When I think of ‘nature photography’, I tend to think of wildlife on a big scale – photos from an african safari or pictures of birds taken by people with super long lenses. Looking through my photos to pick seven, I don’t have many of those. I’m a happy amateur who has standard lenses and doesn’t see much big, rare wildlife (although I will end with Ethiopian wildlife).
But nature is everywhere. Weeds grow in the cracks of concrete paving slabs, birds twitter in the street and cats prowl – everywhere, toomuchwhere!
I think it’s a minor miracle that even in an urban space, we still see bees. This photo was taken in the rooftop garden of the Queen Elizabeth Hall of London’s South Bank. I was so chuffed that I managed to get it in focus (ish!) with it’s tongue in the flower.
I enjoyed snapping this picture in London, solely because I immediately saw the pun. Sadly the pigeon was blinking and my wise friend, Moth, said afterwards that in that kind of situation, it’s worth shooting loads in a row, as it’s really hard on the camera screen to know whether you’ve got all the details.
I still like it but I do have a sense of regret for not rattling off a few.
I have signed up to a great street photography community. I haven’t had a chance to take any new photos in the past couple of days (a woman has to put her nose to the grindstone, don’t ya know), so I have been revisiting older photos.
I have always loved this early one in my street photography ventures. I was shy of taking people’s photos but plucked up the courage to motion my camera at this chef taking a break, next to the back entrance of Arlington Arcade in London. I love the easy smile he gave me.
This was taken long before I had a good camera and photoshop, so I had a little play to see how I could improve it. I am so pleased with the results. I selected him and adjusted the lighting, contrast and sharpness on him in a new layer. Then, in a duplicate layer I reversed the selection and darkened the background as well as reducing the saturation. Finally I created a third layer and used a mixture of the clone stamp, spot healing and copying to get rid of the steel joist distracting the eye just behind his head.
I was in London at the weekend, to go to the excellent play, Peter and Alice. I didn’t get much time for photos before meeting my friend and I was disappointed by what I did snap. To make up for the lack of good photographs, I decided to have a truly creative play with one that I did take.

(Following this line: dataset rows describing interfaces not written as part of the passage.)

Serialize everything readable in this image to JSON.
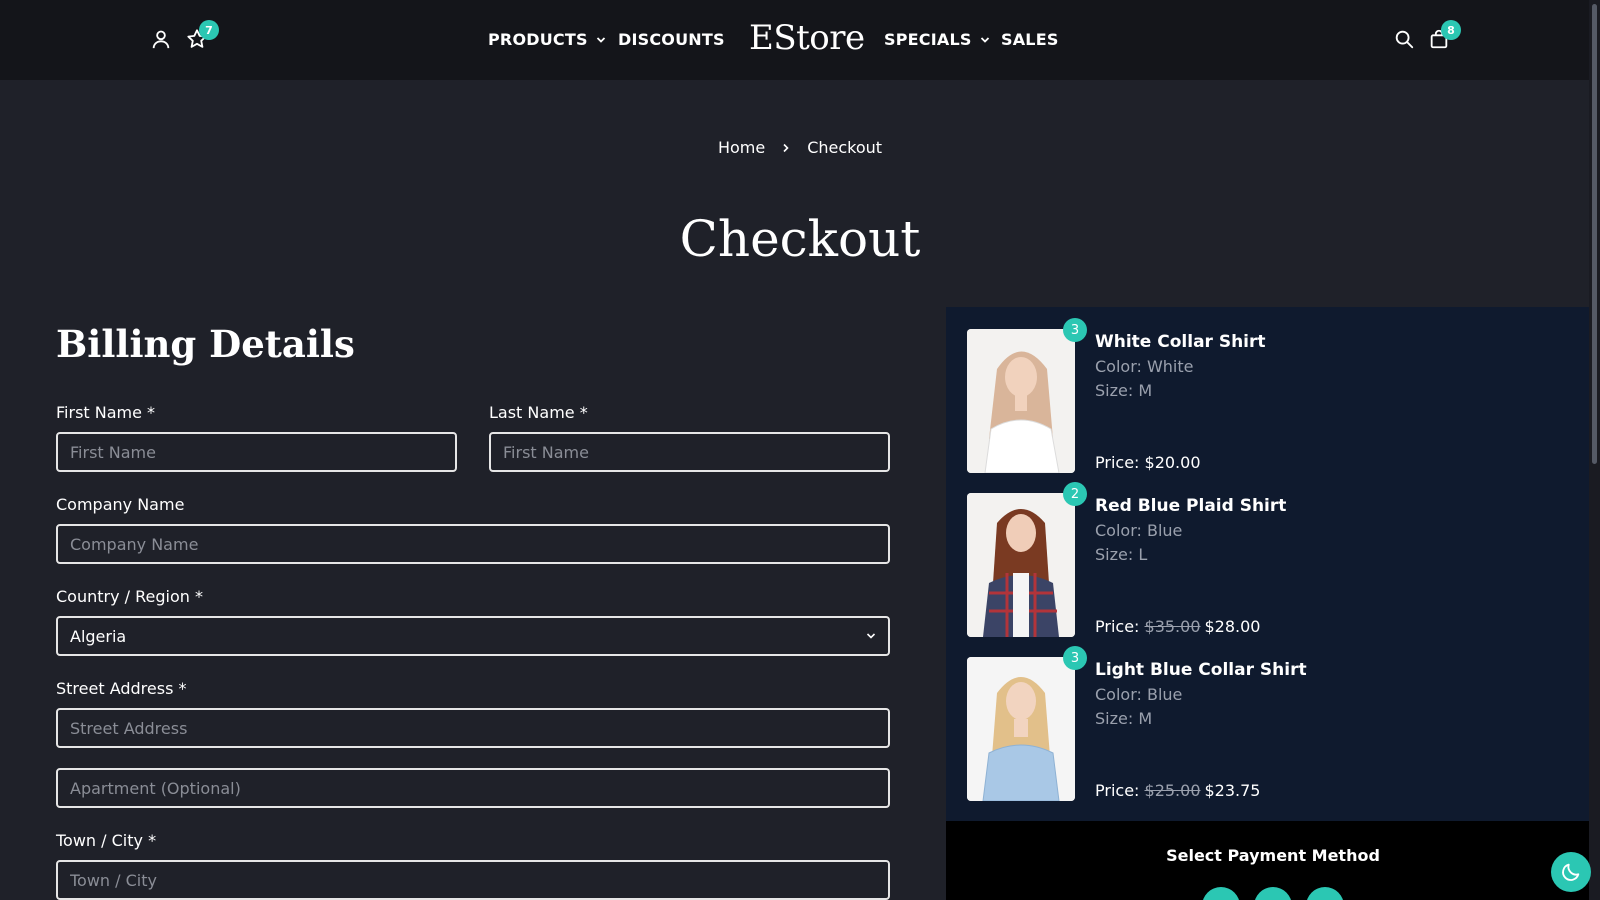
{
  "header": {
    "logo": "EStore",
    "wishlist_count": "7",
    "cart_count": "8",
    "nav": {
      "products": "PRODUCTS",
      "discounts": "DISCOUNTS",
      "specials": "SPECIALS",
      "sales": "SALES"
    },
    "icons": [
      "user-icon",
      "star-icon",
      "search-icon",
      "shopping-bag-icon"
    ]
  },
  "breadcrumb": {
    "home": "Home",
    "current": "Checkout"
  },
  "page_title": "Checkout",
  "billing": {
    "title": "Billing Details",
    "first_name": {
      "label": "First Name *",
      "placeholder": "First Name"
    },
    "last_name": {
      "label": "Last Name *",
      "placeholder": "First Name"
    },
    "company": {
      "label": "Company Name",
      "placeholder": "Company Name"
    },
    "country": {
      "label": "Country / Region *",
      "value": "Algeria"
    },
    "street": {
      "label": "Street Address *",
      "placeholder": "Street Address"
    },
    "apartment": {
      "placeholder": "Apartment (Optional)"
    },
    "city": {
      "label": "Town / City *",
      "placeholder": "Town / City"
    }
  },
  "order_items": [
    {
      "qty": "3",
      "name": "White Collar Shirt",
      "color": "Color: White",
      "size": "Size: M",
      "price_label": "Price:",
      "old_price": "",
      "price": "$20.00"
    },
    {
      "qty": "2",
      "name": "Red Blue Plaid Shirt",
      "color": "Color: Blue",
      "size": "Size: L",
      "price_label": "Price:",
      "old_price": "$35.00",
      "price": "$28.00"
    },
    {
      "qty": "3",
      "name": "Light Blue Collar Shirt",
      "color": "Color: Blue",
      "size": "Size: M",
      "price_label": "Price:",
      "old_price": "$25.00",
      "price": "$23.75"
    }
  ],
  "payment": {
    "title": "Select Payment Method"
  },
  "colors": {
    "accent": "#2bc7b3",
    "background": "#1f2129",
    "header": "#14151a",
    "summary_panel": "#0f1a2e"
  }
}
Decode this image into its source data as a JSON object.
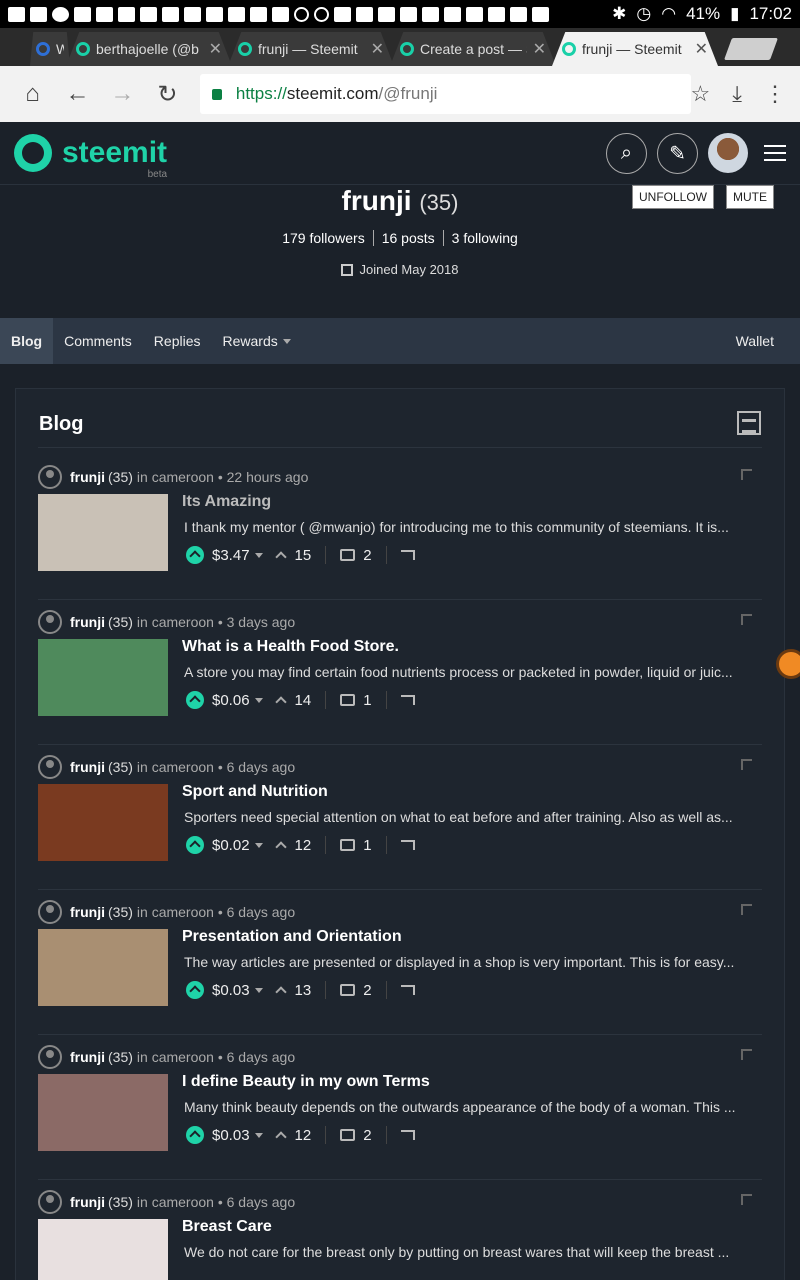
{
  "statusbar": {
    "battery": "41%",
    "time": "17:02"
  },
  "tabs": [
    {
      "label": "W",
      "active": false
    },
    {
      "label": "berthajoelle (@b",
      "active": false
    },
    {
      "label": "frunji — Steemit",
      "active": false
    },
    {
      "label": "Create a post — S",
      "active": false
    },
    {
      "label": "frunji — Steemit",
      "active": true
    }
  ],
  "urlbar": {
    "https": "https://",
    "host": "steemit.com",
    "path": "/@frunji"
  },
  "header": {
    "brand": "steemit",
    "beta": "beta"
  },
  "profile": {
    "name": "frunji",
    "reputation": "(35)",
    "unfollow": "UNFOLLOW",
    "mute": "MUTE",
    "followers": "179 followers",
    "posts": "16 posts",
    "following": "3 following",
    "joined": "Joined May 2018"
  },
  "subnav": {
    "blog": "Blog",
    "comments": "Comments",
    "replies": "Replies",
    "rewards": "Rewards",
    "wallet": "Wallet"
  },
  "blog": {
    "title": "Blog",
    "posts": [
      {
        "author": "frunji",
        "rep": "(35)",
        "meta": "in cameroon • 22 hours ago",
        "title": "Its Amazing",
        "body": "I thank my mentor ( @mwanjo) for introducing me to this community of steemians. It is...",
        "payout": "$3.47",
        "votes": "15",
        "comments": "2",
        "thumb_color": "#c9c1b6"
      },
      {
        "author": "frunji",
        "rep": "(35)",
        "meta": "in cameroon • 3 days ago",
        "title": "What is a Health Food Store.",
        "body": "A store you may find certain food nutrients process or packeted in powder, liquid or juic...",
        "payout": "$0.06",
        "votes": "14",
        "comments": "1",
        "thumb_color": "#4f8a5c"
      },
      {
        "author": "frunji",
        "rep": "(35)",
        "meta": "in cameroon • 6 days ago",
        "title": "Sport and Nutrition",
        "body": "Sporters need special attention on what to eat before and after training. Also as well as...",
        "payout": "$0.02",
        "votes": "12",
        "comments": "1",
        "thumb_color": "#7a3a20"
      },
      {
        "author": "frunji",
        "rep": "(35)",
        "meta": "in cameroon • 6 days ago",
        "title": "Presentation and Orientation",
        "body": "The way articles are presented or displayed in a shop is very important. This is for easy...",
        "payout": "$0.03",
        "votes": "13",
        "comments": "2",
        "thumb_color": "#a98f72"
      },
      {
        "author": "frunji",
        "rep": "(35)",
        "meta": "in cameroon • 6 days ago",
        "title": "I define Beauty in my own Terms",
        "body": "Many think beauty depends on the outwards appearance of the body of a woman. This ...",
        "payout": "$0.03",
        "votes": "12",
        "comments": "2",
        "thumb_color": "#8b6a66"
      },
      {
        "author": "frunji",
        "rep": "(35)",
        "meta": "in cameroon • 6 days ago",
        "title": "Breast Care",
        "body": "We do not care for the breast only by putting on breast wares that will keep the breast ...",
        "payout": "",
        "votes": "",
        "comments": "",
        "thumb_color": "#e8e0e0"
      }
    ]
  }
}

I won’t claim that the end result is a great photo but it was a good foundation from which to play.
It’s a ‘spot the difference’ for amateur photographers and burgeoning Photoshop Elements editors out there.